Laura was honest about the barriers Africa still faces in attracting and retaining students and the shocking inequalities that still exist in their societies.  Even access to reliable electricity is limited, although fortunately there were no unexpected disruptions to Laura’s presentation.  She sees open education and open resources as having a key role to play in helping to address inequalities in access. She highlighted the growing trend towards global ‘piracy’ of digital resources by young people who are deliberately flouting copyright laws to share e-text books and other online resources to further their education. One student asked “Is it unethical to want to be educated or is it unethical to charge so much [for books]?”

It’s a slow process though, and I enjoyed hearing about the new theory adopted by Laura and her team to advance open practices in their own institution, called the ‘drip, drip, drip’ approach. I think we can all recognise that one.

Other presenters showcased developments across education in Scotland, including the trade union sector where there is a lot of activity to engage potential learners in open online learning in workplaces. It was also interesting to hear that Edinburgh University are developing an OER policy (just as we are) and adopting an ‘open as default’ approach to content developed for their large scale Moocs.

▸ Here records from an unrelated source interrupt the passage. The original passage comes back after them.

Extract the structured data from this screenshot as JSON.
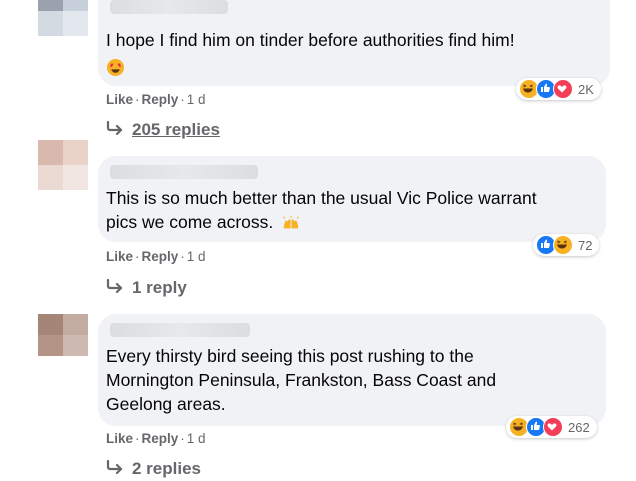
{
  "comments": [
    {
      "text_lines": [
        "I hope I find him on tinder before authorities find him!"
      ],
      "emoji": "heart-eyes",
      "reaction_count": "2K",
      "actions": {
        "like": "Like",
        "reply": "Reply",
        "time": "1 d"
      },
      "replies": "205 replies"
    },
    {
      "text_lines": [
        "This is so much better than the usual Vic Police warrant",
        "pics we come across."
      ],
      "emoji": "raising-hands",
      "reaction_count": "72",
      "actions": {
        "like": "Like",
        "reply": "Reply",
        "time": "1 d"
      },
      "replies": "1 reply"
    },
    {
      "text_lines": [
        "Every thirsty bird seeing this post rushing to the",
        "Mornington Peninsula, Frankston, Bass Coast and",
        "Geelong areas."
      ],
      "reaction_count": "262",
      "actions": {
        "like": "Like",
        "reply": "Reply",
        "time": "1 d"
      },
      "replies": "2 replies"
    }
  ],
  "colors": {
    "bubble": "#f0f2f5",
    "secondary_text": "#65676b",
    "haha": "#f7b125",
    "like": "#1877f2",
    "love": "#f33e58"
  }
}
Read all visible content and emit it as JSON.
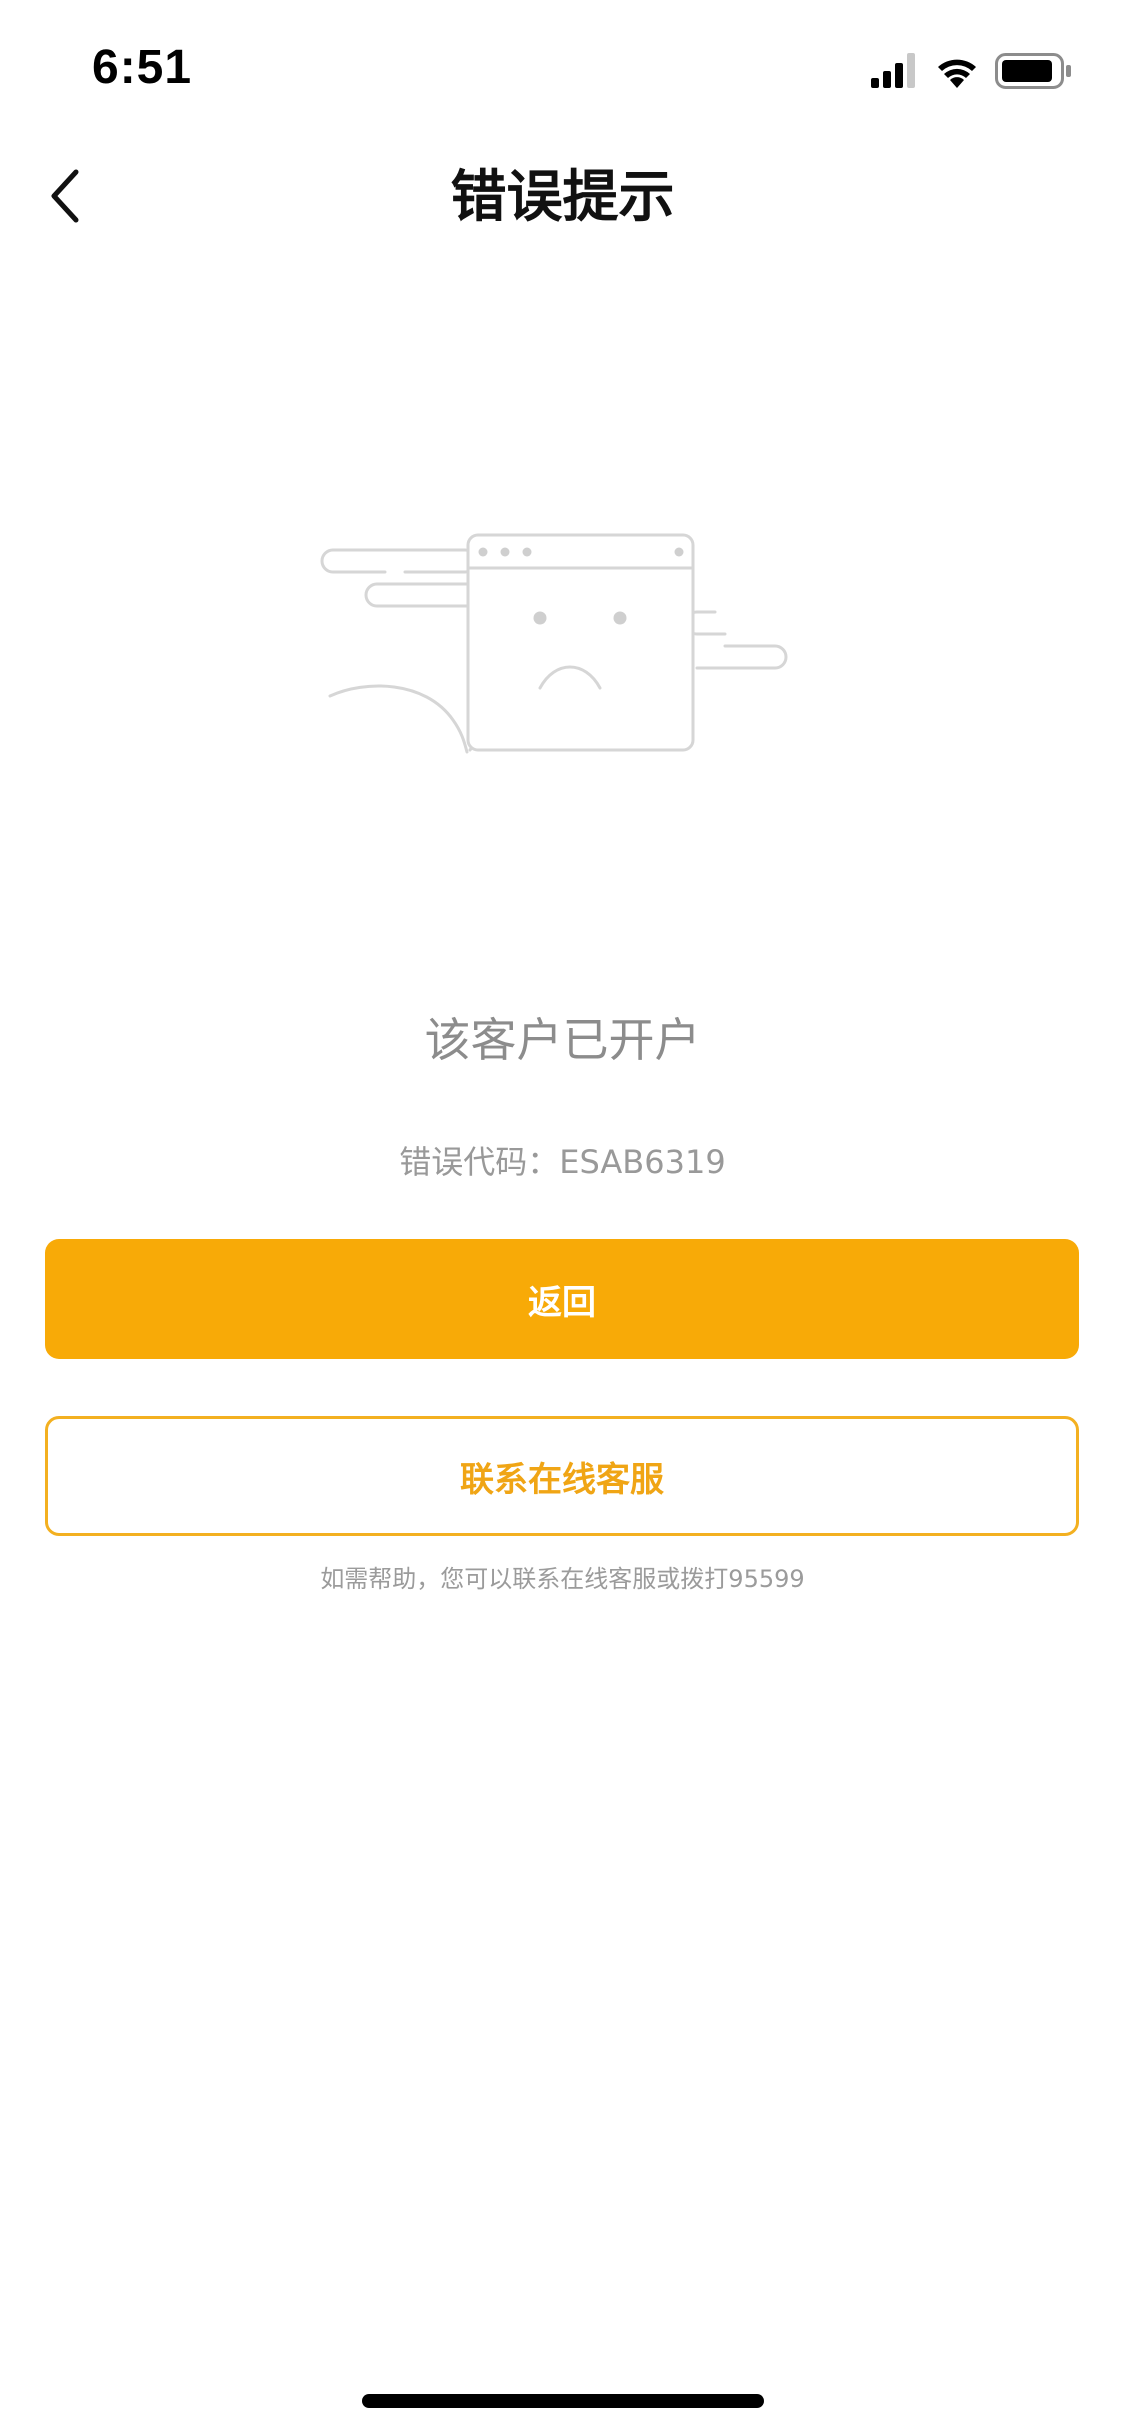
{
  "status_bar": {
    "time": "6:51",
    "icons": [
      "signal-icon",
      "wifi-icon",
      "battery-icon"
    ]
  },
  "nav": {
    "back_icon": "chevron-left-icon",
    "title": "错误提示"
  },
  "illustration": {
    "icon": "error-browser-window-sad-face-icon"
  },
  "error": {
    "message": "该客户已开户",
    "code_text": "错误代码：ESAB6319"
  },
  "buttons": {
    "return_label": "返回",
    "contact_label": "联系在线客服"
  },
  "help": {
    "text": "如需帮助，您可以联系在线客服或拨打95599"
  },
  "colors": {
    "accent": "#f8aa07",
    "outline": "#f3b020",
    "muted_text": "#999999"
  }
}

Lorna Campbell of Cetis presented the draft Scottish Open Education Declaration, developed by the Open Scotland group and supported by the OEPS project, the interest in which continues to gather pace declaration.openscot.net/.

All in all it was an interesting day, and it does feel as if there is a positive momentum building up behind the open education agenda in Scotland, both at policy level and in practice. We just need to make sure we’re part of it!